Initial coin offering

This doesn’t fall under the IRS’s tax-free treatment for raising capital. What this means is that they produce ordinary income to individuals and businesses. When it comes to tax considerations in cryptocoins and tokens, those generated by a company through ICO is taxed in accordance with the property received at stardard tax rates.

Spending crypto

This is another thing that generates capital gain and capital losses. These gains and losses can be short term or long term and it is subject to different tax rates. Therefore, when you are spending coins and tokens then you should be ready to pay taxes.

Little attention has been given to tax consequences in cryptocurrency mining and trading. Countries lack taxation guidance and enforcement. These two issues have consequences that accompany them. One of them is that they distort competition and cause non-compliance by the tax payers since they don’t have to worry about taxes. The countries also loses a lot of revenue that could otherwise be generated from the taxable income.

2017 is the year ICO and the rise of several coins and tokens took place and it seems that 2018 is the year for regulatory reckoning. Things are getting hotter with the countries starting to grapple with cryptocurrencies and determining how they have to regulate them. Some of the countries are cautious with these coins and hence are implementing laws that are destined to regulate their usage and trade. Although bitcoins have not gained some good reputation in some countries, most of the tax authorities have acknowledged their significance and propose a specific fiscal treatment for these highly influential currencies. There are several countries that have made a decision of ‘’tax-treat’’ for bitcoins. In this brief, I am going to touch on some of them including USA, EU, Germany, and Australia.

The United States

This is the country that I had discussed earlier. The U.S. IRS treats Bitcoins and other cryptocurrencies as a source of income. What this means is that selling, trading or exchanging Bitcoins is projected to a tax rate that is determined by IRS. Any transaction will be taxable according to the principles that are applicable to taxation of property.

You have to report all your Bitcoin transactions to the IRS for taxation purposes. The taxpayers in the country who sell goods and services for Bitcoins or any other coin are obliged to include the value of the received Currency in their annual tax returns.

The EU

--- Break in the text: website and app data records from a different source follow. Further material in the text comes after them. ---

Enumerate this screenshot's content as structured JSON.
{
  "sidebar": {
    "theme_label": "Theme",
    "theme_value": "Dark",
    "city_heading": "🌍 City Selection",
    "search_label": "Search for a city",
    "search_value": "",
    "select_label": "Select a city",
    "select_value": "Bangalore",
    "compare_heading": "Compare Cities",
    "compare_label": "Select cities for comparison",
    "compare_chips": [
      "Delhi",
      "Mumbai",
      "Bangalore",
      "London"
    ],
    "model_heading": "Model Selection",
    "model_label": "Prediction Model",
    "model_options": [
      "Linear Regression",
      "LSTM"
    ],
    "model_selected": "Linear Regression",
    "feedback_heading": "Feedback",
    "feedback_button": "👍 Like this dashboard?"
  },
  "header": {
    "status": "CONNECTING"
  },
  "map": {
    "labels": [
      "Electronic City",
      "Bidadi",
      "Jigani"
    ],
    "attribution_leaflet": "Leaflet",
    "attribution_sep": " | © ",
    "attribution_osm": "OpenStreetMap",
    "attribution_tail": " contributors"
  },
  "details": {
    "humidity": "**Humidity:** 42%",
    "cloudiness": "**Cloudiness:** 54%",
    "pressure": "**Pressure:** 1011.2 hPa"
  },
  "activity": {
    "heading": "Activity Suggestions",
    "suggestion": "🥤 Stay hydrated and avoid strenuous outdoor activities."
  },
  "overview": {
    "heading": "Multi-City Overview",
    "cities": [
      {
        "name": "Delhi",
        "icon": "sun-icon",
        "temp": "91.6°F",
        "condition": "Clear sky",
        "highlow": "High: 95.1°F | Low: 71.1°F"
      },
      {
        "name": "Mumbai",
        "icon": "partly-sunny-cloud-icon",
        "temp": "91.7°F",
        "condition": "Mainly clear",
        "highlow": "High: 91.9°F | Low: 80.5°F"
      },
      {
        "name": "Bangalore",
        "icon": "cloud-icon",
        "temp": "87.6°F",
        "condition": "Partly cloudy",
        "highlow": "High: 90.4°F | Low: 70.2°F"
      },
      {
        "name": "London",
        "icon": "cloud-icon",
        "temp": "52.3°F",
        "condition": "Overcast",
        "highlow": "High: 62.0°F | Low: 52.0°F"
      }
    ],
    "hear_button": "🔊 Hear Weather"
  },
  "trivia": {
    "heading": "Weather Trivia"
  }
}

The European highest court ECJ ruled that all the bitcoin transactions should not be considered for Value Added Tax (VAT). This is applicable under the provision concerning transactions relating to currency, bank notes and coins that are used for legal tenders. What ECJ wanted to make clear to the European Union public is that bitcoins is a currency and not a property that should be legally subjected to VAT.

Despite the fact that purchasing and selling bitcoins is not subjected to VAT, this doesn’t mean that it is not supposed to be taxed for other forms of tax. If you are undertaking transactions using Bitcoins, then you are subject to other forms of tax.

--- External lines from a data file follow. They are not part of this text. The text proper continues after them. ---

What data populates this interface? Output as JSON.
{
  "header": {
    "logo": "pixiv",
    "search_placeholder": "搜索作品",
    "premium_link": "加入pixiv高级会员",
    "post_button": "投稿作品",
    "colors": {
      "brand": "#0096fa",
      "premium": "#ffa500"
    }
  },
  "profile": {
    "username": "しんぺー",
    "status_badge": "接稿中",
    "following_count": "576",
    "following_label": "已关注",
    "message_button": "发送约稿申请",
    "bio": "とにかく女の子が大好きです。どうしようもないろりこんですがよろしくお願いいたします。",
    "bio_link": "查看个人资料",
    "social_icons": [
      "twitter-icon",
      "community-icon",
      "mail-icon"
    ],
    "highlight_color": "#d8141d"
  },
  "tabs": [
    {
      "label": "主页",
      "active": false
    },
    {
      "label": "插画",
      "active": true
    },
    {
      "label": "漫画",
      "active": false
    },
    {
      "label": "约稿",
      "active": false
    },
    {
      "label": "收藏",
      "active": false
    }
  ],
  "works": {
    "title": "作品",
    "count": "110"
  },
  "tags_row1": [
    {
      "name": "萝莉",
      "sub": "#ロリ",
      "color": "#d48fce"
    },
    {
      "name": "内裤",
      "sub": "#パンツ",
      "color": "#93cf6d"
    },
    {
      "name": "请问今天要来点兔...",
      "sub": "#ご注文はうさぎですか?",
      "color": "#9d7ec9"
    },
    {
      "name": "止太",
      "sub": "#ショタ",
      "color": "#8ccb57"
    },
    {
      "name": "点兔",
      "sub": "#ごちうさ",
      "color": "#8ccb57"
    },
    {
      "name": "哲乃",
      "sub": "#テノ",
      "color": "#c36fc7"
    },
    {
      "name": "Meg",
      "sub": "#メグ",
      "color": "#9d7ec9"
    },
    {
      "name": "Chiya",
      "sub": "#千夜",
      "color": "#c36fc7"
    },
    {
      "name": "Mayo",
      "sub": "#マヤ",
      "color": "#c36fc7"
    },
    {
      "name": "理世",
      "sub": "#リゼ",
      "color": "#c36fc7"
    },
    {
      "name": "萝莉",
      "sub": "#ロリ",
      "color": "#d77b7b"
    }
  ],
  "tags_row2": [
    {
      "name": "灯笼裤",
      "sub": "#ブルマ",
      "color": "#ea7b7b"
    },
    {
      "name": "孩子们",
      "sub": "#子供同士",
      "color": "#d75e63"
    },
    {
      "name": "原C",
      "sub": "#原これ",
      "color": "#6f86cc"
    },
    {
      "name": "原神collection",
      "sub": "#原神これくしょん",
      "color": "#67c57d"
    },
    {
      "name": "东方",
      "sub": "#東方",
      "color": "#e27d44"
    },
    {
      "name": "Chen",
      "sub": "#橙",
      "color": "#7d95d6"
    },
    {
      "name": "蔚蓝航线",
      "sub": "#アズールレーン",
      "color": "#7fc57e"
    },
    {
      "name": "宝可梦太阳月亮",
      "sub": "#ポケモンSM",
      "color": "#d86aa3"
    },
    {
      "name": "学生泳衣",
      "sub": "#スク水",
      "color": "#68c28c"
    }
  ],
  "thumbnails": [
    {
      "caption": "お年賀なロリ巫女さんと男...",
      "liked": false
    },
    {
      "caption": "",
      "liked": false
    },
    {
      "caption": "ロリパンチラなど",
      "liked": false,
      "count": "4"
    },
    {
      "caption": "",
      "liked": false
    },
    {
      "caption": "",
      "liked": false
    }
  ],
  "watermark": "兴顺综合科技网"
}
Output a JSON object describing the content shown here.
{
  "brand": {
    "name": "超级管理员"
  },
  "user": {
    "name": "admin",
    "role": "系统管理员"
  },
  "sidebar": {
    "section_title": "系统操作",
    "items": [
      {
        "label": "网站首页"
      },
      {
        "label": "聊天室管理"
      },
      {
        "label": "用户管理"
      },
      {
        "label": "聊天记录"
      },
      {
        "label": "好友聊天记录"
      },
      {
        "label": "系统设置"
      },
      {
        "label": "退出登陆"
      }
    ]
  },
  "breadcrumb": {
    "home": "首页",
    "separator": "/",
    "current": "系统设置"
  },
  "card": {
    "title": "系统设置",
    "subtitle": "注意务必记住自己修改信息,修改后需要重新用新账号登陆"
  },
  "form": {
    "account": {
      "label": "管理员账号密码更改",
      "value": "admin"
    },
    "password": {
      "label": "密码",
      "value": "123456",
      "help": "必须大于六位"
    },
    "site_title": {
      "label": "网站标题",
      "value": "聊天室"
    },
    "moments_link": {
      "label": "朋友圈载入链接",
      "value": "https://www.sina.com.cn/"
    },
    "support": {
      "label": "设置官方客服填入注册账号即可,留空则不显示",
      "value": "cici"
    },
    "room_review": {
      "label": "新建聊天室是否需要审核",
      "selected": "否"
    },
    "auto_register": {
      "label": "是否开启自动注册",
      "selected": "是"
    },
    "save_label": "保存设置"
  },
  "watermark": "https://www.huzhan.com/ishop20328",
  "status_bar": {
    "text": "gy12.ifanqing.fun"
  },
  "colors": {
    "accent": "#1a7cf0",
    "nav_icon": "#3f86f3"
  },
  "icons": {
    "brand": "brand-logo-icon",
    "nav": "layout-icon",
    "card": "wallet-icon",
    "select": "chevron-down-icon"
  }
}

Germany

Bitcoins and other cryptocurrencies in this country are subjected to a capital gain tax of 25%.  However, all these taxes are levied on the bitcoin holder if the profits are gained within one year of holding bitcoins. If you will manage to hold these coins for more than one year, then your coins will not be considered for taxation. It will be considered as a non-taxable ‘’private sale’’.

Australia

This is another country that doesn’t consider bitcoins as money or foreign currency. It is an asset that is held for capital gain. Therefore you have to properly document, record and date the transactions.  You have to declare your value in AUD as ordinary income.

The framework of laws that govern taxation in the crypto community differ significantly according to the laws of the jurisdiction. Some of the countries consider bitcoins as currency while others consider it as a property that is gained for capital gains. This is the basis for all the tax regulatory requirements in each country.

Leave a Reply